§ **Task item**
Please restate the data that follows word for word, with the pictures left out.

(Element data from apps and pages)
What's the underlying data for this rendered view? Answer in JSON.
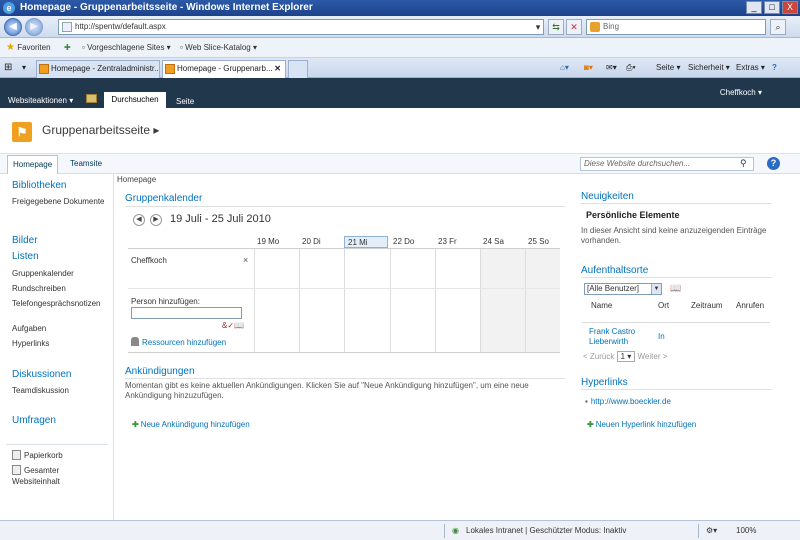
{
  "window": {
    "title": "Homepage - Gruppenarbeitsseite - Windows Internet Explorer",
    "controls": [
      "_",
      "□",
      "X"
    ]
  },
  "address": {
    "url": "http://spentw/default.aspx",
    "search_placeholder": "Bing"
  },
  "favorites": {
    "label": "Favoriten",
    "suggested": "Vorgeschlagene Sites ▾",
    "slice": "Web Slice-Katalog ▾"
  },
  "tabs": [
    {
      "label": "Homepage - Zentraladministr..."
    },
    {
      "label": "Homepage - Gruppenarb..."
    }
  ],
  "commandbar": {
    "page": "Seite ▾",
    "safety": "Sicherheit ▾",
    "extras": "Extras ▾",
    "help": "?"
  },
  "ribbon": {
    "site_actions": "Websiteaktionen ▾",
    "browse": "Durchsuchen",
    "page": "Seite",
    "user": "Cheffkoch ▾"
  },
  "site": {
    "title": "Gruppenarbeitsseite ▸"
  },
  "topnav": {
    "home": "Homepage",
    "teamsite": "Teamsite",
    "search_placeholder": "Diese Website durchsuchen..."
  },
  "leftnav": {
    "bibliotheken": "Bibliotheken",
    "freigegebene": "Freigegebene Dokumente",
    "bilder": "Bilder",
    "listen": "Listen",
    "list_items": [
      "Gruppenkalender",
      "Rundschreiben",
      "Telefongesprächsnotizen",
      "Aufgaben",
      "Hyperlinks"
    ],
    "diskussionen": "Diskussionen",
    "teamdiskussion": "Teamdiskussion",
    "umfragen": "Umfragen",
    "papierkorb": "Papierkorb",
    "gesamter": "Gesamter Websiteinhalt"
  },
  "breadcrumb": "Homepage",
  "calendar": {
    "title": "Gruppenkalender",
    "range": "19 Juli - 25 Juli 2010",
    "days": [
      "19 Mo",
      "20 Di",
      "21 Mi",
      "22 Do",
      "23 Fr",
      "24 Sa",
      "25 So"
    ],
    "today_index": 2,
    "person": "Cheffkoch",
    "remove": "×",
    "add_person_label": "Person hinzufügen:",
    "resources_link": "Ressourcen hinzufügen"
  },
  "announcements": {
    "title": "Ankündigungen",
    "text": "Momentan gibt es keine aktuellen Ankündigungen. Klicken Sie auf \"Neue Ankündigung hinzufügen\", um eine neue Ankündigung hinzuzufügen.",
    "add_link": "Neue Ankündigung hinzufügen"
  },
  "news": {
    "title": "Neuigkeiten",
    "personal": "Persönliche Elemente",
    "empty": "In dieser Ansicht sind keine anzuzeigenden Einträge vorhanden."
  },
  "whereabouts": {
    "title": "Aufenthaltsorte",
    "filter": "[Alle Benutzer]",
    "columns": [
      "Name",
      "Ort",
      "Zeitraum",
      "Anrufen"
    ],
    "row_name": "Frank Castro Lieberwirth",
    "row_place": "In",
    "prev": "< Zurück",
    "page": "1",
    "next": "Weiter >"
  },
  "hyperlinks": {
    "title": "Hyperlinks",
    "link": "http://www.boeckler.de",
    "add_link": "Neuen Hyperlink hinzufügen"
  },
  "status": {
    "zone": "Lokales Intranet | Geschützter Modus: Inaktiv",
    "zoom": "100%"
  }
}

§ **Result of this exercise**
What's the underlying data for this rendered view? Answer in JSON.
{
  "window": {
    "title": "Homepage - Gruppenarbeitsseite - Windows Internet Explorer",
    "controls": [
      "_",
      "□",
      "X"
    ]
  },
  "address": {
    "url": "http://spentw/default.aspx",
    "search_placeholder": "Bing"
  },
  "favorites": {
    "label": "Favoriten",
    "suggested": "Vorgeschlagene Sites ▾",
    "slice": "Web Slice-Katalog ▾"
  },
  "tabs": [
    {
      "label": "Homepage - Zentraladministr..."
    },
    {
      "label": "Homepage - Gruppenarb..."
    }
  ],
  "commandbar": {
    "page": "Seite ▾",
    "safety": "Sicherheit ▾",
    "extras": "Extras ▾",
    "help": "?"
  },
  "ribbon": {
    "site_actions": "Websiteaktionen ▾",
    "browse": "Durchsuchen",
    "page": "Seite",
    "user": "Cheffkoch ▾"
  },
  "site": {
    "title": "Gruppenarbeitsseite ▸"
  },
  "topnav": {
    "home": "Homepage",
    "teamsite": "Teamsite",
    "search_placeholder": "Diese Website durchsuchen..."
  },
  "leftnav": {
    "bibliotheken": "Bibliotheken",
    "freigegebene": "Freigegebene Dokumente",
    "bilder": "Bilder",
    "listen": "Listen",
    "list_items": [
      "Gruppenkalender",
      "Rundschreiben",
      "Telefongesprächsnotizen",
      "Aufgaben",
      "Hyperlinks"
    ],
    "diskussionen": "Diskussionen",
    "teamdiskussion": "Teamdiskussion",
    "umfragen": "Umfragen",
    "papierkorb": "Papierkorb",
    "gesamter": "Gesamter Websiteinhalt"
  },
  "breadcrumb": "Homepage",
  "calendar": {
    "title": "Gruppenkalender",
    "range": "19 Juli - 25 Juli 2010",
    "days": [
      "19 Mo",
      "20 Di",
      "21 Mi",
      "22 Do",
      "23 Fr",
      "24 Sa",
      "25 So"
    ],
    "today_index": 2,
    "person": "Cheffkoch",
    "remove": "×",
    "add_person_label": "Person hinzufügen:",
    "resources_link": "Ressourcen hinzufügen"
  },
  "announcements": {
    "title": "Ankündigungen",
    "text": "Momentan gibt es keine aktuellen Ankündigungen. Klicken Sie auf \"Neue Ankündigung hinzufügen\", um eine neue Ankündigung hinzuzufügen.",
    "add_link": "Neue Ankündigung hinzufügen"
  },
  "news": {
    "title": "Neuigkeiten",
    "personal": "Persönliche Elemente",
    "empty": "In dieser Ansicht sind keine anzuzeigenden Einträge vorhanden."
  },
  "whereabouts": {
    "title": "Aufenthaltsorte",
    "filter": "[Alle Benutzer]",
    "columns": [
      "Name",
      "Ort",
      "Zeitraum",
      "Anrufen"
    ],
    "row_name": "Frank Castro Lieberwirth",
    "row_place": "In",
    "prev": "< Zurück",
    "page": "1",
    "next": "Weiter >"
  },
  "hyperlinks": {
    "title": "Hyperlinks",
    "link": "http://www.boeckler.de",
    "add_link": "Neuen Hyperlink hinzufügen"
  },
  "status": {
    "zone": "Lokales Intranet | Geschützter Modus: Inaktiv",
    "zoom": "100%"
  }
}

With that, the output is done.